DATA FOR THIS TASK section start
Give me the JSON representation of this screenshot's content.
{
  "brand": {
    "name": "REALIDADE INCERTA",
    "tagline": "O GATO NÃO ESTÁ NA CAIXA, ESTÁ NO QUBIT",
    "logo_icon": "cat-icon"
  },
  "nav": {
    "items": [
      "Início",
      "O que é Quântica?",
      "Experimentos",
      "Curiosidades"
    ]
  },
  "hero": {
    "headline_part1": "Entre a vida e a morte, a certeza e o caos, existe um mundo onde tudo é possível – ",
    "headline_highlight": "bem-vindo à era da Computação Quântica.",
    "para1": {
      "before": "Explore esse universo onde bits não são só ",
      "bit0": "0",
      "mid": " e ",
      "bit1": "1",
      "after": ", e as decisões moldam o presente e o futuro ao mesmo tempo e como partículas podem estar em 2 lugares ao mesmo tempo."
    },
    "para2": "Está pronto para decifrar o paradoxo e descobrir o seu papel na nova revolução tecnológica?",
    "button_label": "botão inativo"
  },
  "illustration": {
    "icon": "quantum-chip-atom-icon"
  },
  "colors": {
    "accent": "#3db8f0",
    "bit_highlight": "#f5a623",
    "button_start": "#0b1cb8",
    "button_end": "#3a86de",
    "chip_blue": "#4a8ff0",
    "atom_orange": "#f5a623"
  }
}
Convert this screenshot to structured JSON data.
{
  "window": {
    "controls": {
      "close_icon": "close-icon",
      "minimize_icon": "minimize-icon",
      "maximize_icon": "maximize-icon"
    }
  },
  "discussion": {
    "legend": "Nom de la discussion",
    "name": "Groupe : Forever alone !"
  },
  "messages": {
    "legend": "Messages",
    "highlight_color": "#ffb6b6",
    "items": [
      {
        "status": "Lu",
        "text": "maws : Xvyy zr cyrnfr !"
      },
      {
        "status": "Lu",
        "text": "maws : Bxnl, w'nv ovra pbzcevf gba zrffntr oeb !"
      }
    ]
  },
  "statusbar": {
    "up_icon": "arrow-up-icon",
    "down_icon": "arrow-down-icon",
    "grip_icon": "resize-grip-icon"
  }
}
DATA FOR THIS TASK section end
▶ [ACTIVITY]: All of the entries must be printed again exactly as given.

▶ [REPLY]:
Give me the JSON representation of this screenshot's content.
{
  "brand": {
    "name": "REALIDADE INCERTA",
    "tagline": "O GATO NÃO ESTÁ NA CAIXA, ESTÁ NO QUBIT",
    "logo_icon": "cat-icon"
  },
  "nav": {
    "items": [
      "Início",
      "O que é Quântica?",
      "Experimentos",
      "Curiosidades"
    ]
  },
  "hero": {
    "headline_part1": "Entre a vida e a morte, a certeza e o caos, existe um mundo onde tudo é possível – ",
    "headline_highlight": "bem-vindo à era da Computação Quântica.",
    "para1": {
      "before": "Explore esse universo onde bits não são só ",
      "bit0": "0",
      "mid": " e ",
      "bit1": "1",
      "after": ", e as decisões moldam o presente e o futuro ao mesmo tempo e como partículas podem estar em 2 lugares ao mesmo tempo."
    },
    "para2": "Está pronto para decifrar o paradoxo e descobrir o seu papel na nova revolução tecnológica?",
    "button_label": "botão inativo"
  },
  "illustration": {
    "icon": "quantum-chip-atom-icon"
  },
  "colors": {
    "accent": "#3db8f0",
    "bit_highlight": "#f5a623",
    "button_start": "#0b1cb8",
    "button_end": "#3a86de",
    "chip_blue": "#4a8ff0",
    "atom_orange": "#f5a623"
  }
}
Convert this screenshot to structured JSON data.
{
  "window": {
    "controls": {
      "close_icon": "close-icon",
      "minimize_icon": "minimize-icon",
      "maximize_icon": "maximize-icon"
    }
  },
  "discussion": {
    "legend": "Nom de la discussion",
    "name": "Groupe : Forever alone !"
  },
  "messages": {
    "legend": "Messages",
    "highlight_color": "#ffb6b6",
    "items": [
      {
        "status": "Lu",
        "text": "maws : Xvyy zr cyrnfr !"
      },
      {
        "status": "Lu",
        "text": "maws : Bxnl, w'nv ovra pbzcevf gba zrffntr oeb !"
      }
    ]
  },
  "statusbar": {
    "up_icon": "arrow-up-icon",
    "down_icon": "arrow-down-icon",
    "grip_icon": "resize-grip-icon"
  }
}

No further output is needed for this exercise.